EXERCISE GOAL
Locate all lines in the data below that hold "description" and show them.
------ DATA FOR THIS EXERCISE ------
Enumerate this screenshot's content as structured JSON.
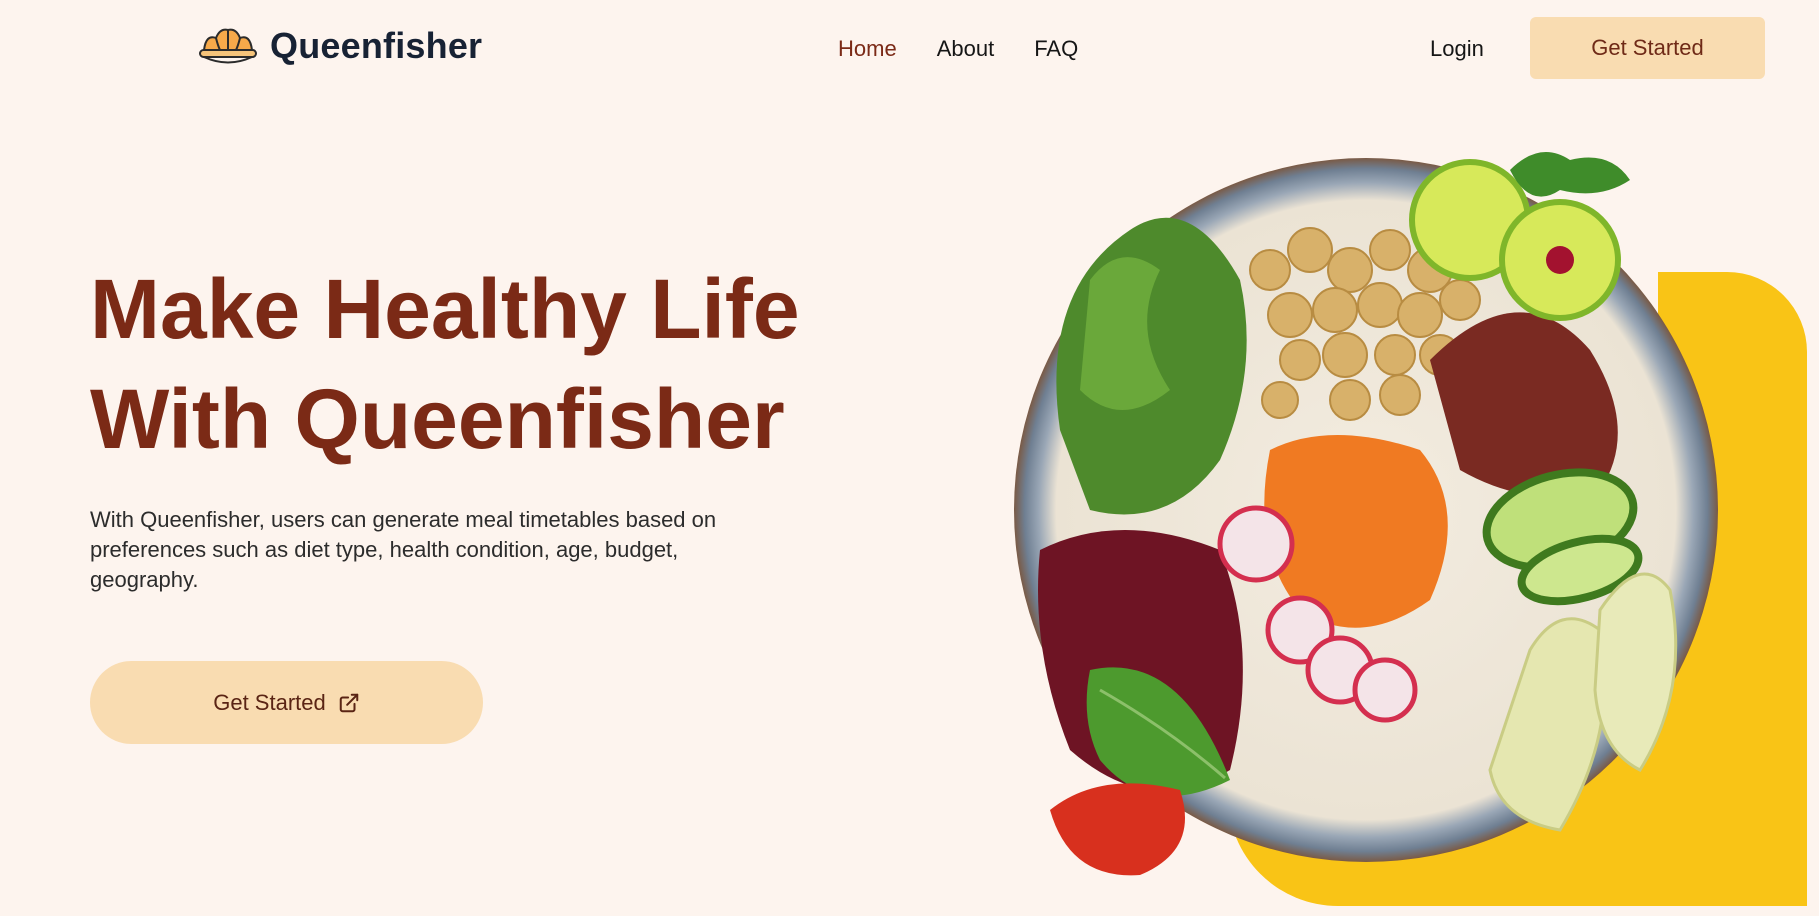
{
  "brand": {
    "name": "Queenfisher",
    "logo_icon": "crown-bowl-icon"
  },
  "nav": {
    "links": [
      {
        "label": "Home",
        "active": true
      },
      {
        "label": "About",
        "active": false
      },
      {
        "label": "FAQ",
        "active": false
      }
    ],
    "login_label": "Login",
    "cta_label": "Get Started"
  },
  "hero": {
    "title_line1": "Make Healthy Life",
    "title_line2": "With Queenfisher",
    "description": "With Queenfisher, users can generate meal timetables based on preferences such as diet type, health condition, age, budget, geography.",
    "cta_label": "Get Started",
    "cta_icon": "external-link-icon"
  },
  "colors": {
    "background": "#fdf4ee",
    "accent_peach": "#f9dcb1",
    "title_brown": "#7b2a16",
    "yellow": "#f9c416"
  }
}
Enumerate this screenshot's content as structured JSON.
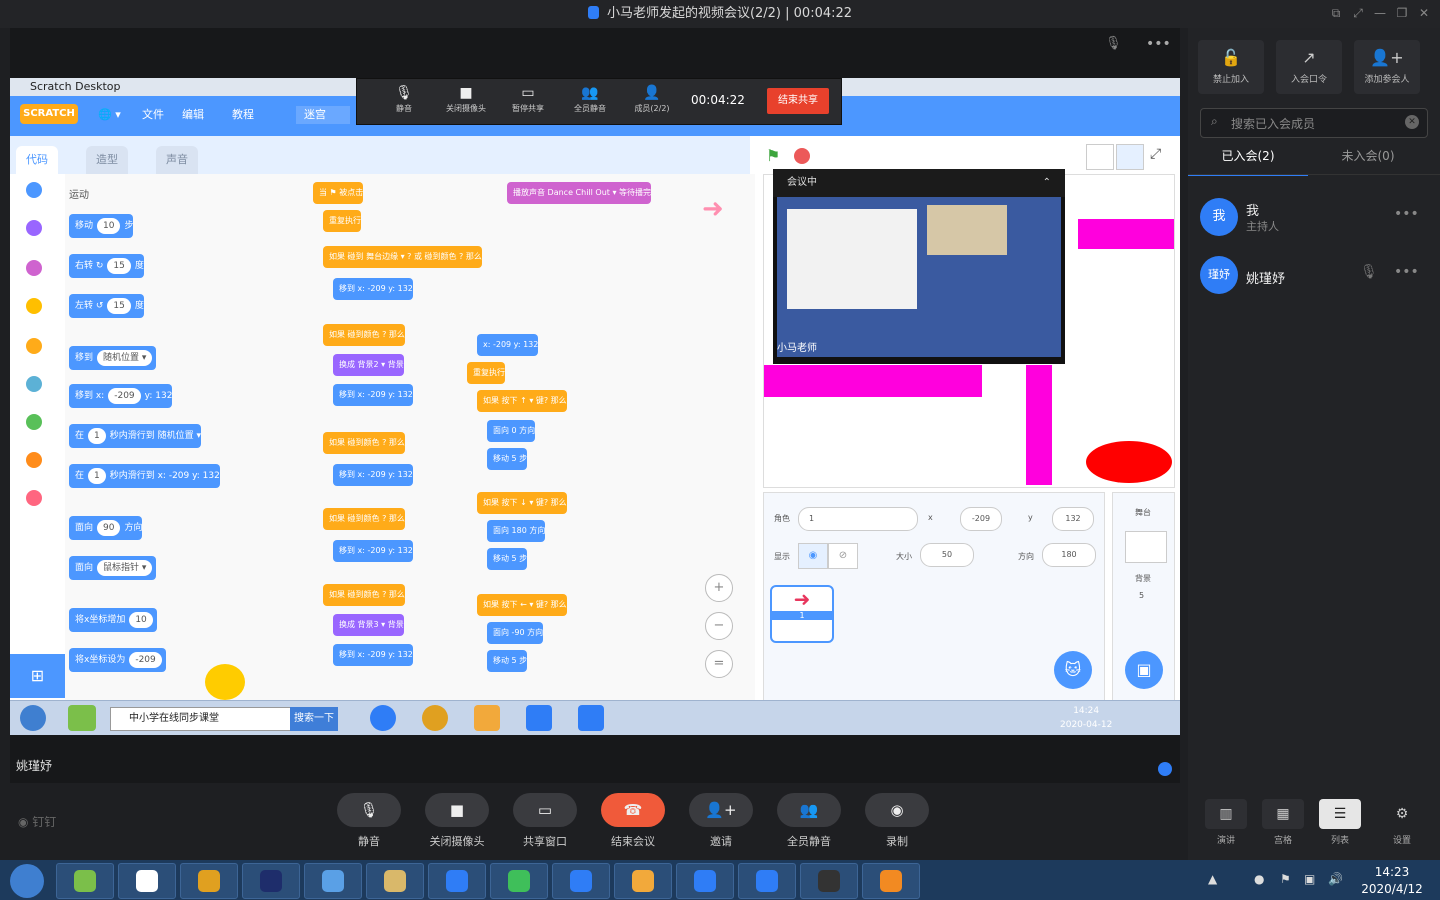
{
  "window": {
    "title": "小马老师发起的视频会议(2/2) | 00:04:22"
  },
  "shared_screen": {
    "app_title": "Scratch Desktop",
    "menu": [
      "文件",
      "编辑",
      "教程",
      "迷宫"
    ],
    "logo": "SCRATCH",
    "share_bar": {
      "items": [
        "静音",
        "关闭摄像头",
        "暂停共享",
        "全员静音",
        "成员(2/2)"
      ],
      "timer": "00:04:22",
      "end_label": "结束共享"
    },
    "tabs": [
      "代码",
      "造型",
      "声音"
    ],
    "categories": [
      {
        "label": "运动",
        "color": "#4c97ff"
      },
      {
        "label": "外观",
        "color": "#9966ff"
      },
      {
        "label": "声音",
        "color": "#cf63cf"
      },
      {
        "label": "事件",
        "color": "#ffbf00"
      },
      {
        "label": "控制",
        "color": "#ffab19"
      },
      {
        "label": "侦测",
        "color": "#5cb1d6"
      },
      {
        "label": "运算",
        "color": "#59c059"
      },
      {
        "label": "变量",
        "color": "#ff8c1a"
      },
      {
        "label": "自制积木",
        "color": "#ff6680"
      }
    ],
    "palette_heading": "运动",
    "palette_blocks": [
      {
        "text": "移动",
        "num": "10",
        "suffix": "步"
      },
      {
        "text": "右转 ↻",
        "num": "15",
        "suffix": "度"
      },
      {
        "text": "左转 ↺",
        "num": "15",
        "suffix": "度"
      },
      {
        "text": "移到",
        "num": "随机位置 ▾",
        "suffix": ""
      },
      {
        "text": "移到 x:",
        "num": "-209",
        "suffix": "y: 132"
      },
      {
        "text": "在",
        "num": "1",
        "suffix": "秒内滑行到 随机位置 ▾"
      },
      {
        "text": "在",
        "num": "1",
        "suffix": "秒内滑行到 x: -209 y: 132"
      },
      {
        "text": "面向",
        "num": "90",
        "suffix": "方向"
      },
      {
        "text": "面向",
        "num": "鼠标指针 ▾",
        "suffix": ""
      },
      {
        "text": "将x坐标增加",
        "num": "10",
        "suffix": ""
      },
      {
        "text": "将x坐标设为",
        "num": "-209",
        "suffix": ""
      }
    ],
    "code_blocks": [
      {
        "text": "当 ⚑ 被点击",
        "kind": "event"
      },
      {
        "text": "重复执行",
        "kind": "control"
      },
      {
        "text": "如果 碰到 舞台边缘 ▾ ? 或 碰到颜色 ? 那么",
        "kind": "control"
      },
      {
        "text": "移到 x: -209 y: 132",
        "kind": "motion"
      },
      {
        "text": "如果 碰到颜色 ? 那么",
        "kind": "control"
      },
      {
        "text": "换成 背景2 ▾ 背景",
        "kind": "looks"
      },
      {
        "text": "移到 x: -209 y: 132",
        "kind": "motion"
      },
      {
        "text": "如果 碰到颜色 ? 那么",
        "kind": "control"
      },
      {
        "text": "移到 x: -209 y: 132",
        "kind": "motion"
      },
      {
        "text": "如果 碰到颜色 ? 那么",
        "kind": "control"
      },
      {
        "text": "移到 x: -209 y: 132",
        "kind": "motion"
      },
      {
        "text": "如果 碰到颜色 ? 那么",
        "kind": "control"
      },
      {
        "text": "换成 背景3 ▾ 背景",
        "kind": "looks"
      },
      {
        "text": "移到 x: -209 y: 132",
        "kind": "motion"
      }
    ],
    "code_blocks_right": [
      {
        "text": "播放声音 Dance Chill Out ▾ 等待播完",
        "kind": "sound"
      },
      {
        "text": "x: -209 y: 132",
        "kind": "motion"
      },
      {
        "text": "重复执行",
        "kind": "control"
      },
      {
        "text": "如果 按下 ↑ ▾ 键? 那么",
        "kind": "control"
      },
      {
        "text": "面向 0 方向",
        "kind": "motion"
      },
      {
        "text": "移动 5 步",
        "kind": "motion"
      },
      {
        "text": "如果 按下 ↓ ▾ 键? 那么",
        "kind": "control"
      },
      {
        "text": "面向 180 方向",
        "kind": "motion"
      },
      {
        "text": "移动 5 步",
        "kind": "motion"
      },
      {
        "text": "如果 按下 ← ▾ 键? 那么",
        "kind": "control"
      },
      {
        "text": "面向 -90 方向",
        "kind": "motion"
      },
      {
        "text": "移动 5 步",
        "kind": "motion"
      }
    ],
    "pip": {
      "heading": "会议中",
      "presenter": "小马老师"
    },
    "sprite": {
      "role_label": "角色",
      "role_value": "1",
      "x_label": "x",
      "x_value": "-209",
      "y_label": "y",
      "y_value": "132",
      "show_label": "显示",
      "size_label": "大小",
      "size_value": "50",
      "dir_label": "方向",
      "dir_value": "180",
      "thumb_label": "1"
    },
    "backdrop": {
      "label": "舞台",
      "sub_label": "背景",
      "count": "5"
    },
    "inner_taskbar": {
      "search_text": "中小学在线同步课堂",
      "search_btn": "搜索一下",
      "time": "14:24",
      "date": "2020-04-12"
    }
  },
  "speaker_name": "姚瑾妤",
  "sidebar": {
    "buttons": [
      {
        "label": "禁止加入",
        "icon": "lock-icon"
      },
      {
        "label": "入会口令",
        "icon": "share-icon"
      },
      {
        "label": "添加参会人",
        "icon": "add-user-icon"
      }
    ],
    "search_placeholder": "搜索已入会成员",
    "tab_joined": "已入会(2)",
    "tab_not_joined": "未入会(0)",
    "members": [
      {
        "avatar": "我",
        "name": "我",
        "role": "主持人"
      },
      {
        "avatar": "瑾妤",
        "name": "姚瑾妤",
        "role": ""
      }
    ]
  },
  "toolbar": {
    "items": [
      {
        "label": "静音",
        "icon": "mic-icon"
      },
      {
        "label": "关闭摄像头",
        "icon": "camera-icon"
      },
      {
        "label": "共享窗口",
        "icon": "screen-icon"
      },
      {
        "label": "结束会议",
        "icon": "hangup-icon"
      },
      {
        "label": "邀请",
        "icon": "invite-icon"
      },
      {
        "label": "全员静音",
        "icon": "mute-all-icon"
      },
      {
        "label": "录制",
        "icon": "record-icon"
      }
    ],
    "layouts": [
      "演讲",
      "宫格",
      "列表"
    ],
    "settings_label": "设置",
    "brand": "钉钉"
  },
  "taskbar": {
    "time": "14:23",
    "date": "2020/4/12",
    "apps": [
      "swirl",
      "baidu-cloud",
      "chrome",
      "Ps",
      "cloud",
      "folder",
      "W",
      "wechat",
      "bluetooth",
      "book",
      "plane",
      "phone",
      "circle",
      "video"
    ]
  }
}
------
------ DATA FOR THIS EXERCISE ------
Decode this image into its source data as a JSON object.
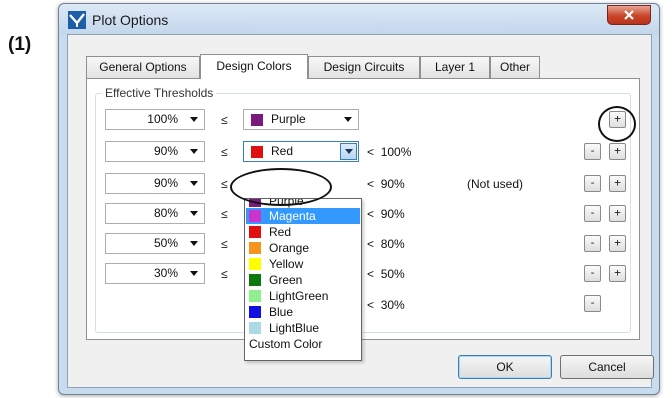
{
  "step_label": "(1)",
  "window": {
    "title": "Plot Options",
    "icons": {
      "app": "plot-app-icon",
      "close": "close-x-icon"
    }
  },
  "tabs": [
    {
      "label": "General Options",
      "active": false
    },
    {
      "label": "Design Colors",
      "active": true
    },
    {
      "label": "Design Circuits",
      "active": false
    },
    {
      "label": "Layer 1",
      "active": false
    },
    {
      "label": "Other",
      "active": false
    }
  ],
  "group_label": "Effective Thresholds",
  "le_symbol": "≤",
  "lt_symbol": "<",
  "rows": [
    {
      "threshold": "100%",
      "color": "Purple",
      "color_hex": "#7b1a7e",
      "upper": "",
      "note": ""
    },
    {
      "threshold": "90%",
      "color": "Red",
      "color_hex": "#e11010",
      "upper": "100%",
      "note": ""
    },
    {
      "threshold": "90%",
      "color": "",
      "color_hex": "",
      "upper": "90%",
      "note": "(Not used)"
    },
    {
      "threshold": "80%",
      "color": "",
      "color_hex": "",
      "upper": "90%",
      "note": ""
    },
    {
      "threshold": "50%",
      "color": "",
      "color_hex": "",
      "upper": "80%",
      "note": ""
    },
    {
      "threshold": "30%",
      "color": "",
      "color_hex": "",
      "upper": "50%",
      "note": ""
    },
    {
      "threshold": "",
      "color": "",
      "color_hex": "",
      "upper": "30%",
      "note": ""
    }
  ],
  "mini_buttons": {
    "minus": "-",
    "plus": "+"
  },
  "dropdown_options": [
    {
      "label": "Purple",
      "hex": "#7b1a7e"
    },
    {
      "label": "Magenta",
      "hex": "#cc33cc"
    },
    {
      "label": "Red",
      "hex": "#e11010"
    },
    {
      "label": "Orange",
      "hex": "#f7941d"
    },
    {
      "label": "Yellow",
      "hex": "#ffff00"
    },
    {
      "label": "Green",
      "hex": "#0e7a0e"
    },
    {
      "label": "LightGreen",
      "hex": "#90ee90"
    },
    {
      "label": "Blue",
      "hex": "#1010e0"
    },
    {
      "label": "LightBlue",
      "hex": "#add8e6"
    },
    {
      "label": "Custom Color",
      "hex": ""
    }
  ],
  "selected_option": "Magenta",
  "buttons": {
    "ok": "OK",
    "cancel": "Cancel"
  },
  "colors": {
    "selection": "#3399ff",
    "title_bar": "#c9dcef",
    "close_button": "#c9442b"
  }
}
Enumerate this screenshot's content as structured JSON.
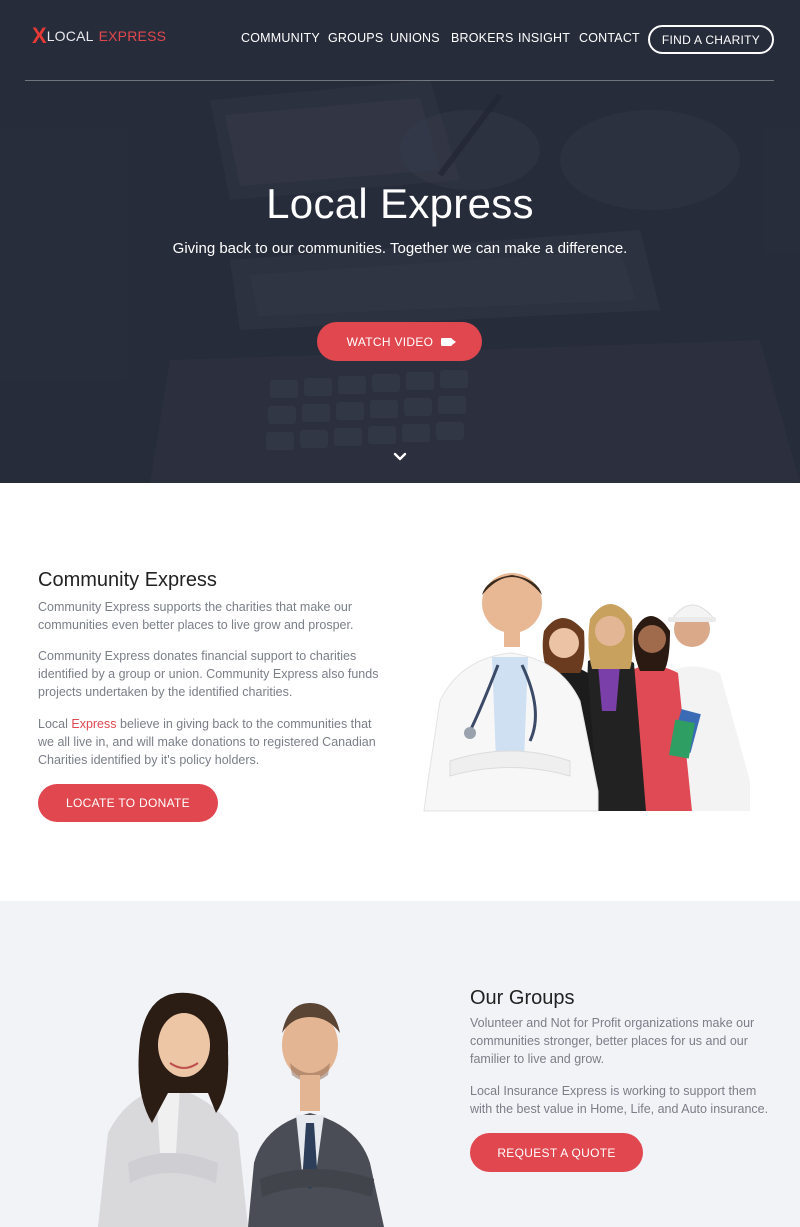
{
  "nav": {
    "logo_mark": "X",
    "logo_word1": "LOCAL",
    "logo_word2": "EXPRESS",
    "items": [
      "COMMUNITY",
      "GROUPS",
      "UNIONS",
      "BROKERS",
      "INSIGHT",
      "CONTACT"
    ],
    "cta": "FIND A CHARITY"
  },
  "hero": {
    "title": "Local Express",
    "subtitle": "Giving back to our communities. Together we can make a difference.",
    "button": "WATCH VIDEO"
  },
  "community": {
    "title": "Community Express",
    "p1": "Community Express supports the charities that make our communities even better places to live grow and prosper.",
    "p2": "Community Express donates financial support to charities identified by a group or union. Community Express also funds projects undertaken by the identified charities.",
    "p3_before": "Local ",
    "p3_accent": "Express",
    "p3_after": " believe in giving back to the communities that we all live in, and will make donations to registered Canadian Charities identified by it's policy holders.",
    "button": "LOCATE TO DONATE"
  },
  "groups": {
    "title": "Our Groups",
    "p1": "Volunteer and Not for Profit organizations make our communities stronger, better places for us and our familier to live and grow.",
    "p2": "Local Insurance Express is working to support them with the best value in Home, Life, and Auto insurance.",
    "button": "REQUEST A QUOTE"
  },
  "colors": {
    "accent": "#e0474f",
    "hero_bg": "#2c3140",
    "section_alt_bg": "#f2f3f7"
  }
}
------
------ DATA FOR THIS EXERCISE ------
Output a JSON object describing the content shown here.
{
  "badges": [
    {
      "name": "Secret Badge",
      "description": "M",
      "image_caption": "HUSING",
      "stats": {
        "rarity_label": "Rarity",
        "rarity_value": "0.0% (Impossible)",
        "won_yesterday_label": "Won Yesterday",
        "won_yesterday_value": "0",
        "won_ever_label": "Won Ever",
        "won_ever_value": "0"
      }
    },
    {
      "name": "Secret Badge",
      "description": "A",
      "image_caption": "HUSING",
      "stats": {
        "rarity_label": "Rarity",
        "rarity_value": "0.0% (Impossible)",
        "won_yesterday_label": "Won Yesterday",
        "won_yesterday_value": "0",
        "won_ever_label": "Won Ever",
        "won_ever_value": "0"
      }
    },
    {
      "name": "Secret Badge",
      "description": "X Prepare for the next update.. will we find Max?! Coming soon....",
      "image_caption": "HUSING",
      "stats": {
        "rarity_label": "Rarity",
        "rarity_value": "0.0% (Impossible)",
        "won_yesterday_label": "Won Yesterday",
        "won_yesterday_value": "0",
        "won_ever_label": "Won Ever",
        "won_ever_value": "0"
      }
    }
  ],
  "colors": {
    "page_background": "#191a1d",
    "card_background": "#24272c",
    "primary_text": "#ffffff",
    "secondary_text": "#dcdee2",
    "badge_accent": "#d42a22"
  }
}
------
TASK RESULT
    "description": "With Queenfisher, users can generate meal timetables based on preferences such as diet type, health condition, age, budget, geography.",
      "description": "M",
      "description": "A",
      "description": "X Prepare for the next update.. will we find Max?! Coming soon....",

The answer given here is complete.